Describe your sound in 3 words
Space time harmonies.
Tell us a few things about Leave It Right Here. What is the main idea behind it?
Katrina: The first couple of lines “Fall In, Line Up, Take Your Soul Out and Leave It Right Here With Me” is like this cold and tempting but soothing voice in your head saying it’s OK, just get on with it and do whatever you have to do to be successful, even if it feels wrong. I think that living through the human condition I’ve felt like that at some point, even if it was for a split second. So I suppose the song, to me, is about the struggle of conforming in this modern world which is powered by image and status, what society may expect of you and the conflict of keeping to your principals.
It is musically influenced by Donald Fagen & Steely Dan with a bit of the Crusaders and Bob James but with a more modern feel.
You are UK based. What do you love/hate about the UK?
Franny: I hope I can say I hate that Britain has left the EU. Brexit has been such a colossal waste of man power and the time could really have been used to make better things happen than a divisive political stunt.
Katrina and I spend quite a lot of time in Slovenia and you miss certain things like good bacon and fish n chips! We’ve got some good friends as well that we couldn’t find anywhere else.
What is the biggest challenge being a music trio?
Aniff: Maintaining that harmonious balance that allows one another to all contribute and also helping to keep one’s spirits up as this music industry can be brutal. And finally, ensuring that we each try to do equal amounts of work so we don’t lapse into allowing someone to do more of the lifting.
You are ex Berklee students. Is songwriting a talent or a skill?
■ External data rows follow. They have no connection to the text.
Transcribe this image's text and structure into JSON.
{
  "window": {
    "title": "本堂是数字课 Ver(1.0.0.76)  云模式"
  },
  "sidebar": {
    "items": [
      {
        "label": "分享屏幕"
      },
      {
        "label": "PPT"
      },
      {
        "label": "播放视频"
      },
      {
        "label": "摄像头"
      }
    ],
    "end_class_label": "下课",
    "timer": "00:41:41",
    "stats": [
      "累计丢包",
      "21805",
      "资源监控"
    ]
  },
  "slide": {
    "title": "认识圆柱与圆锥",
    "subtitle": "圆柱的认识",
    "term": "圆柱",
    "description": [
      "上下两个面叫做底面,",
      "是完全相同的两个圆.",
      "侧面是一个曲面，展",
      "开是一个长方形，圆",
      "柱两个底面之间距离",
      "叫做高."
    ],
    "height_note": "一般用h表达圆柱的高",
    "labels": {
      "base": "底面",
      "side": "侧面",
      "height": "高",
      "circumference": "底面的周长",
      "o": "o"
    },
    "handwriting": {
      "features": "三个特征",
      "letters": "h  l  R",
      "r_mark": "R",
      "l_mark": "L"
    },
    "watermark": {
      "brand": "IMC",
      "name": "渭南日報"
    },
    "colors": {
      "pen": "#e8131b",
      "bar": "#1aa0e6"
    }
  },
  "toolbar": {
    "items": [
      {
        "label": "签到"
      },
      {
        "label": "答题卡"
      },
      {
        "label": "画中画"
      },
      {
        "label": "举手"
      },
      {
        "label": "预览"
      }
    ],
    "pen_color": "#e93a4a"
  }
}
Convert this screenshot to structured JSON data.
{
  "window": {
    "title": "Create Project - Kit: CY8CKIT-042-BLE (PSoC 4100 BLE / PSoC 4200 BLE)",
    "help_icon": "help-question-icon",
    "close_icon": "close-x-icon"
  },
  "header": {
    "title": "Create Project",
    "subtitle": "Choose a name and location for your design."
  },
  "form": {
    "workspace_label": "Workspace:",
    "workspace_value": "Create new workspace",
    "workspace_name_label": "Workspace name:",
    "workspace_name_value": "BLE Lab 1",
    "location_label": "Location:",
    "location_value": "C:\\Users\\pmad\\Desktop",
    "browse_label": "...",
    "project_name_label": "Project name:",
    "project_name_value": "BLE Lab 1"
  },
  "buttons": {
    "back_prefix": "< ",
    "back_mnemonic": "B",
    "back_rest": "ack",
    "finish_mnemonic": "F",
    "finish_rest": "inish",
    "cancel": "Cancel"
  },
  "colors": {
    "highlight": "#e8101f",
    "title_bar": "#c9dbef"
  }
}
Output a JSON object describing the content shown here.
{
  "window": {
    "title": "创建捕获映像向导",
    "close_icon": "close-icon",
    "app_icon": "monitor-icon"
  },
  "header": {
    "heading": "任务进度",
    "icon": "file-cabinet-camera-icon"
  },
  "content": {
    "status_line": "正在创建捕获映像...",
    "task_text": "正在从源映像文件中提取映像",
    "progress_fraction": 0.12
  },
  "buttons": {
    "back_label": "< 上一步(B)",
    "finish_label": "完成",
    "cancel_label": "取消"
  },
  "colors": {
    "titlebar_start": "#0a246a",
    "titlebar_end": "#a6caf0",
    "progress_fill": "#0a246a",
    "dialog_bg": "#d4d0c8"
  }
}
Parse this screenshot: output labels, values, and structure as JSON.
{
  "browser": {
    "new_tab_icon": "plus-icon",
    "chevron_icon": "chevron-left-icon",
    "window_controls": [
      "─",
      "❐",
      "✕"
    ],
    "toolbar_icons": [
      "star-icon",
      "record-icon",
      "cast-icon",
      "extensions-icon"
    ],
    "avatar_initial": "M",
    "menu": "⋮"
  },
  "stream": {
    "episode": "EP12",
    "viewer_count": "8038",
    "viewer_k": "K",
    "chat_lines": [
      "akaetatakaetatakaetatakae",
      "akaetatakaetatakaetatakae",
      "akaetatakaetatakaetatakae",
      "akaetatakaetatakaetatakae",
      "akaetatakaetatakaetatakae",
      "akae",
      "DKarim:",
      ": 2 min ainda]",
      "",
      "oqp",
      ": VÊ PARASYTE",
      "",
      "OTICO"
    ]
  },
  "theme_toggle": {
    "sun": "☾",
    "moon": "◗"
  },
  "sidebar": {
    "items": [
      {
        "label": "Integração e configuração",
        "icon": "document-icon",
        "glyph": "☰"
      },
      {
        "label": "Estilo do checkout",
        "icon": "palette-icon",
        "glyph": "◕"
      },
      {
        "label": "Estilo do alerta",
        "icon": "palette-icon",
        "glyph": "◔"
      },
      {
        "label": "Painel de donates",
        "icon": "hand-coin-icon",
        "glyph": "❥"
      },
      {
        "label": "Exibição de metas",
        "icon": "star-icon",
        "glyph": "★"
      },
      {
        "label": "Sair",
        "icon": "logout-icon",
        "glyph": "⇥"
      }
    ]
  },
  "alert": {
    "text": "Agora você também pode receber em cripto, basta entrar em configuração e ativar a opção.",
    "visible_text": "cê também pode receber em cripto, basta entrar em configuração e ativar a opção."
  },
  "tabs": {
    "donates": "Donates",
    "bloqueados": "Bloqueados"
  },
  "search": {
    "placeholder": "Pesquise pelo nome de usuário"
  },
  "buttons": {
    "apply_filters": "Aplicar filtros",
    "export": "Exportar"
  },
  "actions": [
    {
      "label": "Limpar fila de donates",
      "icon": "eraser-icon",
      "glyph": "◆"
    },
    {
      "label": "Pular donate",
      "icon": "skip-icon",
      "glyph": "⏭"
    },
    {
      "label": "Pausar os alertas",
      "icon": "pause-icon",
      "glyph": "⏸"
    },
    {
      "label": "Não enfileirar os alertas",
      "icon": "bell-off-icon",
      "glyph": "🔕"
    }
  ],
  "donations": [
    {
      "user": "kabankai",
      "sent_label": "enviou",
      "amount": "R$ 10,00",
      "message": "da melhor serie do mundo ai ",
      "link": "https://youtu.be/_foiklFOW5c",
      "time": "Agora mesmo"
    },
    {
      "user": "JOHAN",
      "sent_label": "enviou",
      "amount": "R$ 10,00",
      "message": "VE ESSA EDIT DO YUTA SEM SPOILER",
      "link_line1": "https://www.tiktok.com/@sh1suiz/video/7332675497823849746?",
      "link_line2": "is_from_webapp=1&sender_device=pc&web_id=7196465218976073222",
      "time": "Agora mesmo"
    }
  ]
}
Franny: It’s both. Some people are born to love and play music – they have a natural talent – Stevie Wonder springs to mind e.g. he has a born ability to write, sing and play just about anything to a superb level. Other songwriters are wordsmiths and have talent in that and develop talents on instruments. But then there are some folk who don’t have any aptitude for music at all and think they can learn it like a skill – but I don’t think you can learn songwriting without any talent to start with. You can’t lie in music – so you’ve got to have something to say.
Crafting a good song is a balance between an initial idea (usually musical for us, not lyrical) that sparks us, a lyrical framework, and then probably some music theory which applies to both lyrics and the music. We kind of treat that like a self edit. For example your talent can’t always finish the song alone and you have to fall back on things you’ve learned and absorbed over many years – lyric structure, compositional devices, key changes, metric modulation. We do think about these things.
Favorite album of the past year?
Franny: We’ll all have differing answers for that but mine is – Street Dreams Lyle Mays
What is the story behind your name?
Aniff: Survibers is derived from trying to protect those moments in the creation of music that excites us hence the “vibe survives”. In addition it does have political connotations which are too deep and too dark to go into at this moment in time.